=== Task prompt ===
Below is a set of records; print all of them exactly as written.

=== Data for the task ===
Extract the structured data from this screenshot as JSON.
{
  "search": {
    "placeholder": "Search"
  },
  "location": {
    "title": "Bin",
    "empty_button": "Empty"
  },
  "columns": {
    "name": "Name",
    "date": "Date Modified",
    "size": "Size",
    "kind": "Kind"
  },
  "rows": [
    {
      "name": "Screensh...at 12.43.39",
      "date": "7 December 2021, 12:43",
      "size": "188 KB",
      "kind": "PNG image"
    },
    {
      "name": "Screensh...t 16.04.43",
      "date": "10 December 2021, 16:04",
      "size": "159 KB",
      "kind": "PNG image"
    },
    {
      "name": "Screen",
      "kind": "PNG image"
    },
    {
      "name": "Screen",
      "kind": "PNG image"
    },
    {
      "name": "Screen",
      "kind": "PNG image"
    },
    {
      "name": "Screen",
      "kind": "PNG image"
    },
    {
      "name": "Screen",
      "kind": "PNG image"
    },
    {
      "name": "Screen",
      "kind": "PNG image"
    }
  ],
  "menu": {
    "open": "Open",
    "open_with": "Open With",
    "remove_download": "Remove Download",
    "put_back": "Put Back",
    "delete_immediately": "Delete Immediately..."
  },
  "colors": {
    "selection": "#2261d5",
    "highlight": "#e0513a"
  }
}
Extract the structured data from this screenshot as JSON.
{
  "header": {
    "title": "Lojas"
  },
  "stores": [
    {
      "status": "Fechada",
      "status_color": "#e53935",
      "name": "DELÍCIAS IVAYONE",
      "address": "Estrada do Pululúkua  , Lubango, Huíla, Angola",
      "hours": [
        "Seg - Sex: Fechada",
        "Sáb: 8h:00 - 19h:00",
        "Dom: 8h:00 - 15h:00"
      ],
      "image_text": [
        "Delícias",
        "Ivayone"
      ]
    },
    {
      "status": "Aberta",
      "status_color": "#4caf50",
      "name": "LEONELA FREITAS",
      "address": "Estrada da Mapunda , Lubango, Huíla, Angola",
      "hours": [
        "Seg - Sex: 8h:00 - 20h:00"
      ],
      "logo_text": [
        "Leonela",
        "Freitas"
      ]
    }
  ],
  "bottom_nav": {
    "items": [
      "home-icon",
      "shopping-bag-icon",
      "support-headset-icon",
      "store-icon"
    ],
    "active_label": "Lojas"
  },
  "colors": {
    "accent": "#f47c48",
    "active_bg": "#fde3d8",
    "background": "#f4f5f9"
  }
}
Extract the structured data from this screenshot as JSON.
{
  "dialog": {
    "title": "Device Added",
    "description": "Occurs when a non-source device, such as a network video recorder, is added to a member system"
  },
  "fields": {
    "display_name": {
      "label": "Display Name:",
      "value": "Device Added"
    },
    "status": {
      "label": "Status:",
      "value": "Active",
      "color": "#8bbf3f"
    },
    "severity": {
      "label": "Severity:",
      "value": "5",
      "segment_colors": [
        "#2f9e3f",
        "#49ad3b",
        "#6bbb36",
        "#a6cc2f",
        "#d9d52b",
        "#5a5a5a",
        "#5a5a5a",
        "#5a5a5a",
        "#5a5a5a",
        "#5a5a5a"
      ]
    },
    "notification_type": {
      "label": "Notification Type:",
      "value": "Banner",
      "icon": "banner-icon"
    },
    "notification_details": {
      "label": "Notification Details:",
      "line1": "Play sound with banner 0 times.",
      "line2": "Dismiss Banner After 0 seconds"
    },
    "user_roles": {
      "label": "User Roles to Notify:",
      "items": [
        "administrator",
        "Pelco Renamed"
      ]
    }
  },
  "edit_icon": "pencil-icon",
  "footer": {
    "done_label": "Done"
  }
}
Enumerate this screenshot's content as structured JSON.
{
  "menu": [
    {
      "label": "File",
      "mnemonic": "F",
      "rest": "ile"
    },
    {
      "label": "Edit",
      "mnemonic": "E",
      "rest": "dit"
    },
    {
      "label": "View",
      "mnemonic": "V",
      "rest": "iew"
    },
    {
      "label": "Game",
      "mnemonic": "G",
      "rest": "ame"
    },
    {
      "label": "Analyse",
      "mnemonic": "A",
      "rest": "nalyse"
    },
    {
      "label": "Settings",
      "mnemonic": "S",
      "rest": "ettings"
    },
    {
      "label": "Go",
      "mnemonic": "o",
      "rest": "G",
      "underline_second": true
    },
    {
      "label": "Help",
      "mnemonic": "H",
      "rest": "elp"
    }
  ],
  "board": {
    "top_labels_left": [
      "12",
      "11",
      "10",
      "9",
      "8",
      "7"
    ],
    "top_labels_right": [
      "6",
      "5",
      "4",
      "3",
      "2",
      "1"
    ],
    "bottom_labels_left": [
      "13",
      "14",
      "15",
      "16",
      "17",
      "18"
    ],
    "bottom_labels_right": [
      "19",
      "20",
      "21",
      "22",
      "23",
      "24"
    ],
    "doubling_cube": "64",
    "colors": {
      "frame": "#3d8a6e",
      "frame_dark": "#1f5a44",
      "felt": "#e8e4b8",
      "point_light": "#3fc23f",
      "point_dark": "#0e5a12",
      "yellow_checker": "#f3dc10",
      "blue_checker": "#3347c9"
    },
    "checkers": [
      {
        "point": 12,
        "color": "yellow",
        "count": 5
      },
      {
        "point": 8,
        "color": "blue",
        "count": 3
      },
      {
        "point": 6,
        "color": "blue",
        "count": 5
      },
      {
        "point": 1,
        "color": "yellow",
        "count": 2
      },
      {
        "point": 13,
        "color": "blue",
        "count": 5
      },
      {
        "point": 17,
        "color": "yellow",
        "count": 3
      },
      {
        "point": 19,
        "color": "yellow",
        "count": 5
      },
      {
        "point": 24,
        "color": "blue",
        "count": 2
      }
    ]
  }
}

=== Response area ===
Extract the structured data from this screenshot as JSON.
{
  "search": {
    "placeholder": "Search"
  },
  "location": {
    "title": "Bin",
    "empty_button": "Empty"
  },
  "columns": {
    "name": "Name",
    "date": "Date Modified",
    "size": "Size",
    "kind": "Kind"
  },
  "rows": [
    {
      "name": "Screensh...at 12.43.39",
      "date": "7 December 2021, 12:43",
      "size": "188 KB",
      "kind": "PNG image"
    },
    {
      "name": "Screensh...t 16.04.43",
      "date": "10 December 2021, 16:04",
      "size": "159 KB",
      "kind": "PNG image"
    },
    {
      "name": "Screen",
      "kind": "PNG image"
    },
    {
      "name": "Screen",
      "kind": "PNG image"
    },
    {
      "name": "Screen",
      "kind": "PNG image"
    },
    {
      "name": "Screen",
      "kind": "PNG image"
    },
    {
      "name": "Screen",
      "kind": "PNG image"
    },
    {
      "name": "Screen",
      "kind": "PNG image"
    }
  ],
  "menu": {
    "open": "Open",
    "open_with": "Open With",
    "remove_download": "Remove Download",
    "put_back": "Put Back",
    "delete_immediately": "Delete Immediately..."
  },
  "colors": {
    "selection": "#2261d5",
    "highlight": "#e0513a"
  }
}
Extract the structured data from this screenshot as JSON.
{
  "header": {
    "title": "Lojas"
  },
  "stores": [
    {
      "status": "Fechada",
      "status_color": "#e53935",
      "name": "DELÍCIAS IVAYONE",
      "address": "Estrada do Pululúkua  , Lubango, Huíla, Angola",
      "hours": [
        "Seg - Sex: Fechada",
        "Sáb: 8h:00 - 19h:00",
        "Dom: 8h:00 - 15h:00"
      ],
      "image_text": [
        "Delícias",
        "Ivayone"
      ]
    },
    {
      "status": "Aberta",
      "status_color": "#4caf50",
      "name": "LEONELA FREITAS",
      "address": "Estrada da Mapunda , Lubango, Huíla, Angola",
      "hours": [
        "Seg - Sex: 8h:00 - 20h:00"
      ],
      "logo_text": [
        "Leonela",
        "Freitas"
      ]
    }
  ],
  "bottom_nav": {
    "items": [
      "home-icon",
      "shopping-bag-icon",
      "support-headset-icon",
      "store-icon"
    ],
    "active_label": "Lojas"
  },
  "colors": {
    "accent": "#f47c48",
    "active_bg": "#fde3d8",
    "background": "#f4f5f9"
  }
}
Extract the structured data from this screenshot as JSON.
{
  "dialog": {
    "title": "Device Added",
    "description": "Occurs when a non-source device, such as a network video recorder, is added to a member system"
  },
  "fields": {
    "display_name": {
      "label": "Display Name:",
      "value": "Device Added"
    },
    "status": {
      "label": "Status:",
      "value": "Active",
      "color": "#8bbf3f"
    },
    "severity": {
      "label": "Severity:",
      "value": "5",
      "segment_colors": [
        "#2f9e3f",
        "#49ad3b",
        "#6bbb36",
        "#a6cc2f",
        "#d9d52b",
        "#5a5a5a",
        "#5a5a5a",
        "#5a5a5a",
        "#5a5a5a",
        "#5a5a5a"
      ]
    },
    "notification_type": {
      "label": "Notification Type:",
      "value": "Banner",
      "icon": "banner-icon"
    },
    "notification_details": {
      "label": "Notification Details:",
      "line1": "Play sound with banner 0 times.",
      "line2": "Dismiss Banner After 0 seconds"
    },
    "user_roles": {
      "label": "User Roles to Notify:",
      "items": [
        "administrator",
        "Pelco Renamed"
      ]
    }
  },
  "edit_icon": "pencil-icon",
  "footer": {
    "done_label": "Done"
  }
}
Enumerate this screenshot's content as structured JSON.
{
  "menu": [
    {
      "label": "File",
      "mnemonic": "F",
      "rest": "ile"
    },
    {
      "label": "Edit",
      "mnemonic": "E",
      "rest": "dit"
    },
    {
      "label": "View",
      "mnemonic": "V",
      "rest": "iew"
    },
    {
      "label": "Game",
      "mnemonic": "G",
      "rest": "ame"
    },
    {
      "label": "Analyse",
      "mnemonic": "A",
      "rest": "nalyse"
    },
    {
      "label": "Settings",
      "mnemonic": "S",
      "rest": "ettings"
    },
    {
      "label": "Go",
      "mnemonic": "o",
      "rest": "G",
      "underline_second": true
    },
    {
      "label": "Help",
      "mnemonic": "H",
      "rest": "elp"
    }
  ],
  "board": {
    "top_labels_left": [
      "12",
      "11",
      "10",
      "9",
      "8",
      "7"
    ],
    "top_labels_right": [
      "6",
      "5",
      "4",
      "3",
      "2",
      "1"
    ],
    "bottom_labels_left": [
      "13",
      "14",
      "15",
      "16",
      "17",
      "18"
    ],
    "bottom_labels_right": [
      "19",
      "20",
      "21",
      "22",
      "23",
      "24"
    ],
    "doubling_cube": "64",
    "colors": {
      "frame": "#3d8a6e",
      "frame_dark": "#1f5a44",
      "felt": "#e8e4b8",
      "point_light": "#3fc23f",
      "point_dark": "#0e5a12",
      "yellow_checker": "#f3dc10",
      "blue_checker": "#3347c9"
    },
    "checkers": [
      {
        "point": 12,
        "color": "yellow",
        "count": 5
      },
      {
        "point": 8,
        "color": "blue",
        "count": 3
      },
      {
        "point": 6,
        "color": "blue",
        "count": 5
      },
      {
        "point": 1,
        "color": "yellow",
        "count": 2
      },
      {
        "point": 13,
        "color": "blue",
        "count": 5
      },
      {
        "point": 17,
        "color": "yellow",
        "count": 3
      },
      {
        "point": 19,
        "color": "yellow",
        "count": 5
      },
      {
        "point": 24,
        "color": "blue",
        "count": 2
      }
    ]
  }
}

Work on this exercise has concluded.